What Arkansas Laws Might Affect My Claim?

To ensure safety, Arkansas laws regulate the operation of motor vehicles. Although bicycles are not considered “vehicles” under Arkansas law, there are laws pertaining to riding a bicycle designed to ensure the safety of bicyclists, pedestrians, and vehicle operators.

Bicycle riders must obey all traffic signs and signals—although in 2019, it became legal for bicyclists to roll through stop signs so long as the way is clear. They must always yield to those who have the right-of-way, and signal stops and turns. They are not required to use bicycle paths and lanes if they prefer to use the roadway where, like cars, they must ride on the right side. The law also requires bicycles to be equipped with a front white light and rear red light or reflector visible from 500 feet.

State laws do not require bicyclists to wear helmets (although they are recommended), nor do they prohibit riding bicycles on sidewalks. However, there are local laws that may require helmets and prohibit using sidewalks, so you should be familiar with those laws.
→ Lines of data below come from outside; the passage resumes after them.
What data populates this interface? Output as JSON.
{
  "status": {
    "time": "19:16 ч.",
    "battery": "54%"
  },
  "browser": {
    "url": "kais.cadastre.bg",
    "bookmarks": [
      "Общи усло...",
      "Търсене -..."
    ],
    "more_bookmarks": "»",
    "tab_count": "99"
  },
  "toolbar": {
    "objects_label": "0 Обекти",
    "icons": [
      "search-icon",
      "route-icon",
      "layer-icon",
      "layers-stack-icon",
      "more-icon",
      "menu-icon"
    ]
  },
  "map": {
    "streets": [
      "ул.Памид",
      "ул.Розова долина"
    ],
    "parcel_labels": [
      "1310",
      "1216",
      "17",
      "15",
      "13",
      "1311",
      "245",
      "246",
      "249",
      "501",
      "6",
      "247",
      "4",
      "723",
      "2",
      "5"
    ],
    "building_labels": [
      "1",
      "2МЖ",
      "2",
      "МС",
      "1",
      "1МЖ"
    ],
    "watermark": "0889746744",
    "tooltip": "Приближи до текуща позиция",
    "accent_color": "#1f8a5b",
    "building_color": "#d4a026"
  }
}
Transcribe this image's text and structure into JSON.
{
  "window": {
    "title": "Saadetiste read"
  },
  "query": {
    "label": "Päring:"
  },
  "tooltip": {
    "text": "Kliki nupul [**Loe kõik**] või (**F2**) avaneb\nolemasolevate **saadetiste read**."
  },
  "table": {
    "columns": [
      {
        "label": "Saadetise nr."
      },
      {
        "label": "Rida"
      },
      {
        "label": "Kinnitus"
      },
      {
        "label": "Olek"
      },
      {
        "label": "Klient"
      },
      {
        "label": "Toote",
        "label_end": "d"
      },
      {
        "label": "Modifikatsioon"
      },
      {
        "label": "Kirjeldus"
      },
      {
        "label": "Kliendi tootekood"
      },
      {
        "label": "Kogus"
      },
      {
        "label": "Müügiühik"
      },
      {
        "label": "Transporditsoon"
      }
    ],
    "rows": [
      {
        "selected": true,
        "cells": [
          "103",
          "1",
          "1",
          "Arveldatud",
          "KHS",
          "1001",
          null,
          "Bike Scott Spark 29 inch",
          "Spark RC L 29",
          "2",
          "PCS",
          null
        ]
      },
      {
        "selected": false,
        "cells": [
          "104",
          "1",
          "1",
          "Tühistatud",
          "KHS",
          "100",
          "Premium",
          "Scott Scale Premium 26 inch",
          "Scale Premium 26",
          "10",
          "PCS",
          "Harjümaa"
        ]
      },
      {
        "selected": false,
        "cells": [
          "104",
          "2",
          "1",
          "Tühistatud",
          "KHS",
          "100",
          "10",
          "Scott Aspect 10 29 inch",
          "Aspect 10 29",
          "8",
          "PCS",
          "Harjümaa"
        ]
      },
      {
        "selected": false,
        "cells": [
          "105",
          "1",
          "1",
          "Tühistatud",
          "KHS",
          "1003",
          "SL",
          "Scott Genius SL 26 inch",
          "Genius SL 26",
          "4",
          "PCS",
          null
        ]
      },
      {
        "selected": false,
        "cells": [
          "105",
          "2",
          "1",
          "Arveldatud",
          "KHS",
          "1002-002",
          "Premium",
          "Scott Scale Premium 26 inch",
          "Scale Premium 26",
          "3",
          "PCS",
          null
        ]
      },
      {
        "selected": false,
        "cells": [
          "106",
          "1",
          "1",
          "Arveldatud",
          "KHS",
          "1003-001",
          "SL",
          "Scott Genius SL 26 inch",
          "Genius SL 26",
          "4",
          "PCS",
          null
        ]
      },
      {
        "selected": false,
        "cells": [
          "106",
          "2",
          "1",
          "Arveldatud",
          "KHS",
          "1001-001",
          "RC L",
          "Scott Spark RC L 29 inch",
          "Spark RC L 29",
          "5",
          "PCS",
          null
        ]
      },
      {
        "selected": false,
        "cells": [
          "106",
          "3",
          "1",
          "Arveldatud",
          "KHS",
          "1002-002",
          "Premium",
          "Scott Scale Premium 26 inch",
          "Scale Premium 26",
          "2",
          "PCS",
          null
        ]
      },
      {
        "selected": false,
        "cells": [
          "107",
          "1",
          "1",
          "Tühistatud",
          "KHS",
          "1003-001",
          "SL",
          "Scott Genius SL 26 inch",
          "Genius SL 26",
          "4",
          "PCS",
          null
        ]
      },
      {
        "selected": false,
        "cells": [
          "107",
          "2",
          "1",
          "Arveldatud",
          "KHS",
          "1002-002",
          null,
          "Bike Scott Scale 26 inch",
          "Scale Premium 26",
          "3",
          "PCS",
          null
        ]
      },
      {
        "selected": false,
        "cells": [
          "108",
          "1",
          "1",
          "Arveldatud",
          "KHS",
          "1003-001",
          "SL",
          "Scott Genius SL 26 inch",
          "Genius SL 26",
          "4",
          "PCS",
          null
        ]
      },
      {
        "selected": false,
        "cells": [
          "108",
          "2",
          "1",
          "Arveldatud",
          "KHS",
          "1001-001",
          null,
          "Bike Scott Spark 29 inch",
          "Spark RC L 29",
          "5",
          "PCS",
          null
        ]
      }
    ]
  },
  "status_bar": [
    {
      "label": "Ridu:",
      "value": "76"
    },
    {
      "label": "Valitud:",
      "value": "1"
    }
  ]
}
In addition to obeying all the rules of the road, vehicles overtaking a bicycle must allow at least three feet of space between them, and not return to the right lane until they are fully clear of the bicycle.

What Do I Need to Know About Filing a Claim?

Arkansas is an at-fault state, which means a party at fault for the accident is financially responsible for compensating those they injure. If you were injured riding a bicycle hit by a car or by a bike, and the other person was at fault, you can pursue a personal injury claim. You can file a claim against the liability coverage of the at-fault driver’s auto policy. If another bicyclist was at fault, their auto insurance will not cover them, but their homeowner’s policy might. If there is no liability insurance coverage, you can sue the at-fault party to obtain a judgment that would order them to pay damages.

Arkansas also observes a modified comparative fault rule, which means you can file a claim or sue for damages even if you were partially at fault. For example, a jury values your total damages at $50,000 but also assigns 20% of the fault for the accident to you. Your damage award would be reduced by your 20% fault so you would receive $40,000 instead of the full $50,000. However, it’s important to note here that under Arkansas law, you must be found 50% or less at fault to recover any damages at all.

The statute of limitations for personal injury claims resulting from a bicycle accident is three years. You have three years from the date of the accident to either settle an insurance claim or file a lawsuit in civil court.

Bicycle Accident Attorneys in Little Rock, Arkansas

Insurance companies work hard to deny liability claims. Moreover, if you were hit by another bicyclist or an uninsured vehicle operator, recovering damages can be challenging, even overwhelming. Our experience pursuing claims in Little Rock and Central Arkansas can work for you. If you or a loved one was injured while riding a bicycle caused by someone else’s negligence, take advantage of a free consultation. Call Cortinez Law Firm now to schedule yours.